* _WHAT YOU HAVE TO DO_
Check every line of the entries for the string "signal" and return the ones that contain it.

* _LISTED RECORDS_
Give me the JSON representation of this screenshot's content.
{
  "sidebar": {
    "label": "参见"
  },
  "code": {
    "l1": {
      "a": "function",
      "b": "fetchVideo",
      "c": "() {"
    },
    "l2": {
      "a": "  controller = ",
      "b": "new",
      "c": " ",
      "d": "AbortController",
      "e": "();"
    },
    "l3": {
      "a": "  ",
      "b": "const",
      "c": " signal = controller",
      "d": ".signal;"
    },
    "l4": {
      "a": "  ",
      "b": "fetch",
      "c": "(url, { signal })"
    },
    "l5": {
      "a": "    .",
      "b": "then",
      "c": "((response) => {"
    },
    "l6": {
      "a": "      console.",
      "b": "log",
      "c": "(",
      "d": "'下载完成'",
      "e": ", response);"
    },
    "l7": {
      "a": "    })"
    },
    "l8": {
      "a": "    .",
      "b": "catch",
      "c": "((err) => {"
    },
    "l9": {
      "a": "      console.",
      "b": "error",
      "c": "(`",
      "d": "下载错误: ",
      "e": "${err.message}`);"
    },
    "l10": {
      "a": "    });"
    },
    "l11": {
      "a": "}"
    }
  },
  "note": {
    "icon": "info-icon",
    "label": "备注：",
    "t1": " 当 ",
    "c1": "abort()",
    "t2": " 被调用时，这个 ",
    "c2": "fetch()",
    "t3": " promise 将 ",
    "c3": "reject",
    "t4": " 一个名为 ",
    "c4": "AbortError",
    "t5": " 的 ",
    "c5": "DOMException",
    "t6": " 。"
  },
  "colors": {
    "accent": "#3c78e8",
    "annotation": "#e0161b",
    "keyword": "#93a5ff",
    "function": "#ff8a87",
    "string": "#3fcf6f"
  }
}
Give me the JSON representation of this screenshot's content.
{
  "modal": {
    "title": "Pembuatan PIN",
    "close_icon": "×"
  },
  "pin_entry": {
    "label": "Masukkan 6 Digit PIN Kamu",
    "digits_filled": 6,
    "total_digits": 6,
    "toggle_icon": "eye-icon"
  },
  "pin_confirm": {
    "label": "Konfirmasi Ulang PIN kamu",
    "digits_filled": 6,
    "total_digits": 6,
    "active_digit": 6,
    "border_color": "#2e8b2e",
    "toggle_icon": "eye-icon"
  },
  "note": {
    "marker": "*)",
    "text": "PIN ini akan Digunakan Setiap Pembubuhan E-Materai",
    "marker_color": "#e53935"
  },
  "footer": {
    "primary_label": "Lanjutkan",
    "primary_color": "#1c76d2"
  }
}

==

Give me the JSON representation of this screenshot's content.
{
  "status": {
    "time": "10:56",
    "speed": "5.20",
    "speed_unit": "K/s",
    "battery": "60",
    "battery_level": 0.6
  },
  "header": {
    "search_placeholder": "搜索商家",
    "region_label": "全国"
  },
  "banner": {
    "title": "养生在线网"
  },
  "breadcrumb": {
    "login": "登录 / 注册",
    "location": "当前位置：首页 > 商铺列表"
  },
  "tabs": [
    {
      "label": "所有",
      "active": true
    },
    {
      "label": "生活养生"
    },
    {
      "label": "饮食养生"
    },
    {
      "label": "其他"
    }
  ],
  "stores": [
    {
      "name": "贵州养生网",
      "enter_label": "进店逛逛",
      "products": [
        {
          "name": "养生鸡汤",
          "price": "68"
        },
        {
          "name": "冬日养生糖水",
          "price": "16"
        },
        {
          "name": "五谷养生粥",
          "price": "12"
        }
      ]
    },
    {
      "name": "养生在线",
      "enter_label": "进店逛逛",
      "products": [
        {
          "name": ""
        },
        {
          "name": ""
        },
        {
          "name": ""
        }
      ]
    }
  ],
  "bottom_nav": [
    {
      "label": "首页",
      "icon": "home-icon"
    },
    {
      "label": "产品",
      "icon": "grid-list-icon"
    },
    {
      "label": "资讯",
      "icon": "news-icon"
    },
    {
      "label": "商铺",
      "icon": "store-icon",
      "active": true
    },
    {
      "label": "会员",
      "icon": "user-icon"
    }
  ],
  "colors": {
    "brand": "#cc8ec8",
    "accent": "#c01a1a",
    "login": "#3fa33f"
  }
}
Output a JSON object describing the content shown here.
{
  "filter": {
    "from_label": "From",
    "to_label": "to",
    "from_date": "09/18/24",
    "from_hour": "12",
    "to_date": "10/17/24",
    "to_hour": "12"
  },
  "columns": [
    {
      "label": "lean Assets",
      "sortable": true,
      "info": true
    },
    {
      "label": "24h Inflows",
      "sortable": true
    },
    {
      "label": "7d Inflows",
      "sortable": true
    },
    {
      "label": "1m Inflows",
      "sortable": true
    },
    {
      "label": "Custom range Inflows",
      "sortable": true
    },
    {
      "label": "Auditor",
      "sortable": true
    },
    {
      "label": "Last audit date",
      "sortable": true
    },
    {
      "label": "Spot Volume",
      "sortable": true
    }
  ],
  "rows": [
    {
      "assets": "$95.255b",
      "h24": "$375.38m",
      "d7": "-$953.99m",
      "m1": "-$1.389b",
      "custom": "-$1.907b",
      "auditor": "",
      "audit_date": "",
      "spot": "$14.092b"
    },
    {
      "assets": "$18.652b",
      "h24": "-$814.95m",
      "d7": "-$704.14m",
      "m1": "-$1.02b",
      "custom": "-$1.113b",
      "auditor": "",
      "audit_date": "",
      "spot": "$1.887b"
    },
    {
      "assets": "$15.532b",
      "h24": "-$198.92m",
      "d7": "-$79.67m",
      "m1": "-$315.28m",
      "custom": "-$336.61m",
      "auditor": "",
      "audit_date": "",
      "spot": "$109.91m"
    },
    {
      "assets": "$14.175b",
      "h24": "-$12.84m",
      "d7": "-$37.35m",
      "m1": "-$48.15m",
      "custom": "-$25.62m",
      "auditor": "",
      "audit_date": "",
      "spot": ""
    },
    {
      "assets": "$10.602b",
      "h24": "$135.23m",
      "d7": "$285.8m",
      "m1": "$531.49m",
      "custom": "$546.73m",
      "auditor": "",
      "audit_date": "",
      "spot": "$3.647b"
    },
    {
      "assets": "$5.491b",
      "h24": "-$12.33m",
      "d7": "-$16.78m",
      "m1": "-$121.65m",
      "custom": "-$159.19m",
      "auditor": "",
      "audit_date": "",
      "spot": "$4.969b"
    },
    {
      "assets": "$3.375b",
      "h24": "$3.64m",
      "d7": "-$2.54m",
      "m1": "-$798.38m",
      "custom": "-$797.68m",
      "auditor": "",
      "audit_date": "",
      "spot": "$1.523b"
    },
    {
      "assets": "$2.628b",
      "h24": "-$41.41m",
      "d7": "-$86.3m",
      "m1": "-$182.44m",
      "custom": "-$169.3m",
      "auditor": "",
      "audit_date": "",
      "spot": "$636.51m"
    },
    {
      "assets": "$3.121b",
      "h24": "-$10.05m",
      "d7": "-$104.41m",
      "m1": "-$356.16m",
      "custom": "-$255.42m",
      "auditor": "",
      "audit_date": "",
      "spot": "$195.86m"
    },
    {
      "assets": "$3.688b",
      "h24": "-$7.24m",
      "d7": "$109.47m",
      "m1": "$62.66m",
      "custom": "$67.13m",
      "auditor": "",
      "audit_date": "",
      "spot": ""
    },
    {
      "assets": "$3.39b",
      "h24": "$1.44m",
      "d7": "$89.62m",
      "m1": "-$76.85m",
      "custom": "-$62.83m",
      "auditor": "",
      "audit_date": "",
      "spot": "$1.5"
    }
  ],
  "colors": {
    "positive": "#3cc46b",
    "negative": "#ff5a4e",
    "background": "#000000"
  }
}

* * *

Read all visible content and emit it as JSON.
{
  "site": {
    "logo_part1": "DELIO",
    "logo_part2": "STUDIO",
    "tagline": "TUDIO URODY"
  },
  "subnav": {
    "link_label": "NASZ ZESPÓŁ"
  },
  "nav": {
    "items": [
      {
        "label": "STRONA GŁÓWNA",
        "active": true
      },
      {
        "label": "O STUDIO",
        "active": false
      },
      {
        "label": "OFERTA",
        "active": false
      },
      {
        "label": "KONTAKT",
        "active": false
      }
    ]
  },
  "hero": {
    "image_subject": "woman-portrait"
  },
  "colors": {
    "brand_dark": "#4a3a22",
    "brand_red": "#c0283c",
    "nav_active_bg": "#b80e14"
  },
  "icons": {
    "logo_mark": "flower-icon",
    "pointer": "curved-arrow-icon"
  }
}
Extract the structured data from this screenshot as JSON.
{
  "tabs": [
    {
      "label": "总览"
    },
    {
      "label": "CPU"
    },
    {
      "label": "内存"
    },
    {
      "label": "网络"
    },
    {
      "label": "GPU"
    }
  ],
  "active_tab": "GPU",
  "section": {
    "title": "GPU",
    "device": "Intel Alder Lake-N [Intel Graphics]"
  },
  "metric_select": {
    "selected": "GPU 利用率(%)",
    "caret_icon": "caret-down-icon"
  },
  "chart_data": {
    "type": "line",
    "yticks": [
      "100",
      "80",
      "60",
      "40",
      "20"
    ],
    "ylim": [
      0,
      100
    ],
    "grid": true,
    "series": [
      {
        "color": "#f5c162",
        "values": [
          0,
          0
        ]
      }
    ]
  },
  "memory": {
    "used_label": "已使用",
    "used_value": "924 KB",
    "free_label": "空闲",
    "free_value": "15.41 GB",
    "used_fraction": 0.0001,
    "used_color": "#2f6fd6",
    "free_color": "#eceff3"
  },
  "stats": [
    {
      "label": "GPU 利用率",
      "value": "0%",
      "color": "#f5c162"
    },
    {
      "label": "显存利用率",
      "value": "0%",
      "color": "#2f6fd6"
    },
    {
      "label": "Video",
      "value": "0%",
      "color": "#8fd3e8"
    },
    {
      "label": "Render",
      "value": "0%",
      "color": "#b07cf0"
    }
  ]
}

* _ANSWER TO THE EXERCISE_
      "c": " signal = controller",
      "d": ".signal;"
      "c": "(url, { signal })"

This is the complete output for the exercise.